  15. ^ McIntyre 1978, p. 18.
  16. ^ McIntyre 1978, pp. 18–19.
  17. ^ McIntyre 1978, pp. 20–22.
  18. ^ Jones 1983, p. 277.
  19. ^ a b c Jones 1983, pp. 276–278.
  20. ^ Jones 1983, p. 278.
  21. ^ Butler, Andrew M. (2012). Solar Flares: Science Fiction in the 1970s. Oxford University Press. pp. 140–141. ISBN 978-1-78138-798-6.
  22. ^ Ashley 2007, pp. 181–182.
  23. ^ McIntyre, Vonda (1974). "Of Mist, and Grass, and Sand". In Wilhelm, Kate (ed.). Nebula Award Stories 9. Harper & Row. pp. 157–184. ISBN 978-0-575-01899-0.
  24. ^ a b c Ashley 2007, pp. 23–26.
  25. ^ "Nebula Awards 1974". Science Fiction Awards Database. Locus. Archived from the original on October 25, 2015. Retrieved December 6, 2011.
  26. ^ "1974 Hugo Awards". World Science Fiction Society. Archived from the original on May 7, 2011. Retrieved April 19, 2010.
  27. ^ "Locus Awards 1974". Science Fiction Awards Database. Archived from the original on April 23, 2020. Retrieved May 6, 2020.
  28. ^ "Keith Stokes, Vonda N. McIntyre honored with SFWA Service Award". SWFA. March 11, 2010. Archived from the original on July 16, 2012. Retrieved June 17, 2010.
  29. ^ "1979 Hugo Awards". The Hugo Awards. Archived from the original on May 7, 2011. Retrieved June 17, 2010.
  30. ^ "1979 Locus Awards". Locus Magazine. 1979. Archived from the original on August 6, 2010. Retrieved June 17, 2010.

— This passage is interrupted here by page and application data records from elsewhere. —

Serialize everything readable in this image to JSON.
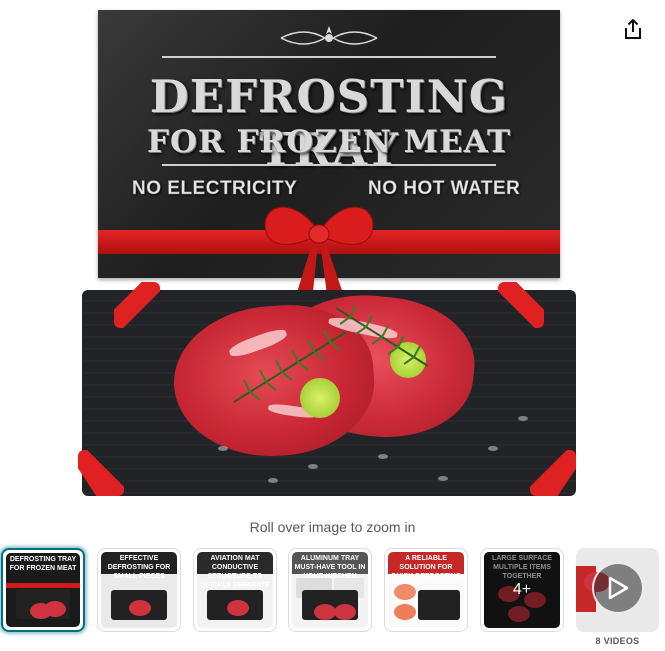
{
  "share": {
    "icon": "share-icon"
  },
  "product_image": {
    "title_line1": "DEFROSTING TRAY",
    "title_line2": "FOR FROZEN MEAT",
    "tag_left": "NO ELECTRICITY",
    "tag_right": "NO HOT WATER"
  },
  "zoom_hint": "Roll over image to zoom in",
  "thumbnails": [
    {
      "head": "DEFROSTING TRAY FOR FROZEN MEAT",
      "color": "#1a1a1a",
      "selected": true
    },
    {
      "head": "EFFECTIVE DEFROSTING FOR SMALL PIECES",
      "color": "#222222"
    },
    {
      "head": "AVIATION MAT CONDUCTIVE STRUCTURE TO QUICKLY SEPARATE MOISTURE",
      "color": "#2a2a2a"
    },
    {
      "head": "ALUMINUM TRAY MUST-HAVE TOOL IN YOUR KITCHEN",
      "color": "#f3f3f3"
    },
    {
      "head": "A RELIABLE SOLUTION FOR QUICK DEFROSTING",
      "color": "#c62828"
    },
    {
      "head": "LARGE SURFACE MULTIPLE ITEMS TOGETHER",
      "color": "#1f1f1f",
      "overlay": "4+"
    }
  ],
  "video": {
    "label": "8 VIDEOS",
    "icon": "play-icon"
  }
}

  31. ^ Westfahl, Gary (2005). The Greenwood Encyclopedia of Science Fiction and Fantasy: Themes, Works, and Wonders. Greenwood Publishing Group. p. 730. ISBN 978-0-313-32952-4.